After a tough couple of years the Lynn Valley Legion is returning to its roots and focusing on remembering Canada’s veterans this Nov. 11 with poppy tagging and a ceremony at Lynn Valley’s Veterans’ Plaza followed by a community open house.
“We are a service organization,” says Royal Canadian Legion Branch 114 President Diana Saboe. “Each year we give $100,000 back to the community. We are the Guardians of Remembrance. Even when the bar was closed we were open as a service organization. We still did our poppy tagging and raised about $60,000.”
Saboe is referring to the past 18 months or so that saw the Legion closed by its provincial oversight, a legal challenge, and the dismissal of many members. It reopened in April with a board appointed by the BC-Yukon Command and has been working towards this November 11th ever since.
“We need the legion because we remember,” says Saboe. “We are the only organization that holds and organizes Remembrance Day ceremonies. Having a legion in each community – Lynn Valley, Lonsdale, West Van – is important because there are veterans in each community and they have different needs.”
This busy time is energizing the legion membership, whose core volunteers are diligently donating hours upon hours.
“Lest we forget – We remember them – our two slogans are important to teach to our youth and those younger because of the the sacrifices that were made allow them to have the freedoms we have today,” says Saboe.
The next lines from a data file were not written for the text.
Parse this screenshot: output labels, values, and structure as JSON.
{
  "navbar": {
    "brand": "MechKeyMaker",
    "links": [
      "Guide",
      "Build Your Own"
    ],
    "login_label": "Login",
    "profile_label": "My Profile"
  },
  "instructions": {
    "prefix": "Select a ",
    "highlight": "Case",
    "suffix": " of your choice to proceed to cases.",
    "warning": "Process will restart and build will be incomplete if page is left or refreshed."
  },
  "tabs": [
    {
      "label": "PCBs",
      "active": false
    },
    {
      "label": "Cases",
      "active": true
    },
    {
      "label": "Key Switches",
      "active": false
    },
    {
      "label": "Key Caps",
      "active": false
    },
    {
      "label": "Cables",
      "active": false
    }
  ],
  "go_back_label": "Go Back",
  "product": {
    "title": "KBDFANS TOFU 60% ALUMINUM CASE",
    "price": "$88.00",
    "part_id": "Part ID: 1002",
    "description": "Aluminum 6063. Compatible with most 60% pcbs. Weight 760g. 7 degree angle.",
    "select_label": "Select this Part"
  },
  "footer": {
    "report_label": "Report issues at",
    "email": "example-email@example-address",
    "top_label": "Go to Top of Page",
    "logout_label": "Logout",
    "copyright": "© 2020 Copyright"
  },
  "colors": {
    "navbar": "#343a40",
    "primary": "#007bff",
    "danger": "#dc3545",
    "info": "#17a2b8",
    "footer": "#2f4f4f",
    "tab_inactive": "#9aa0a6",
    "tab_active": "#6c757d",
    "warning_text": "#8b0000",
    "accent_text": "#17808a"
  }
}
Passing this on has become more challenging as the schools and teachers have increasing pressure from more places placed upon them, says Saboe. They legions organizes poppies for North Vancouver public and private schools.
“Most the highs schools ask if there is a veteran who can speak or attend their service,” says Saboe. “It is a matter of getting people to drive the veterans.
“There are a handful of us running Remembrance Day for the last couple of years – it feels like we are doing the work of 10 to 12 people each,” says Saboe. “It can get a bit daunting but we are dedicated to this.”
The Lynn Valley community can help at the legion in many ways this time of year. There are organizational details to look after for the November 11 ceremony, potluck food can be donated for the post-ceremony open house at the legion and, of course, there is the poppy campaign – or Poppy Tagging as the legion calls it.
Numbers of legion volunteers are down this year, but it still has its goals to hand out as many poppies as possible and collect donations. Lynn Valley community members can step up to help by visiting the legion – 1630 Lynn Valley Road – any day until November 11, between 10 am and 8 pm to volunteer. Poppy taggers will be given a tray, a short briefing and assigned a location in Lynn Valley. The work is flexible for whatever time the volunteer has. Locals are also encouraged to pick up a poppy tray to take to their workplace.
“We want to give out as many poppies as we can to spread that awareness,” says Saboe. “We never turn someone away because they don’t have a donation. The goal is to remember.”
The legion would also like to invite people to visit their hall. The space is open to all – including children and can be used as meeting space for groups or a place for friends to gather. The legion has a goal to add more family activities in the coming year. The money raised through the bar, poppies and other activities supports veterans needs and is also donated back to the community to Lynn Valley groups like Argyle Secondary and Mollie Nye House, says Saboe.
Lynn Valley’s November 11 will have a full ceremony with a choir, colour party, bugler and speeches. It will take place at Veterans’ Plaza – behind the Archives building between Lynn Valley Elementary and Parent Participation Preschool, 3205 Institute Road at 10:30 am.
There will also be a ceremony at 10:30 at the Victoria Park Cenotaph off of Lonsdale Ave.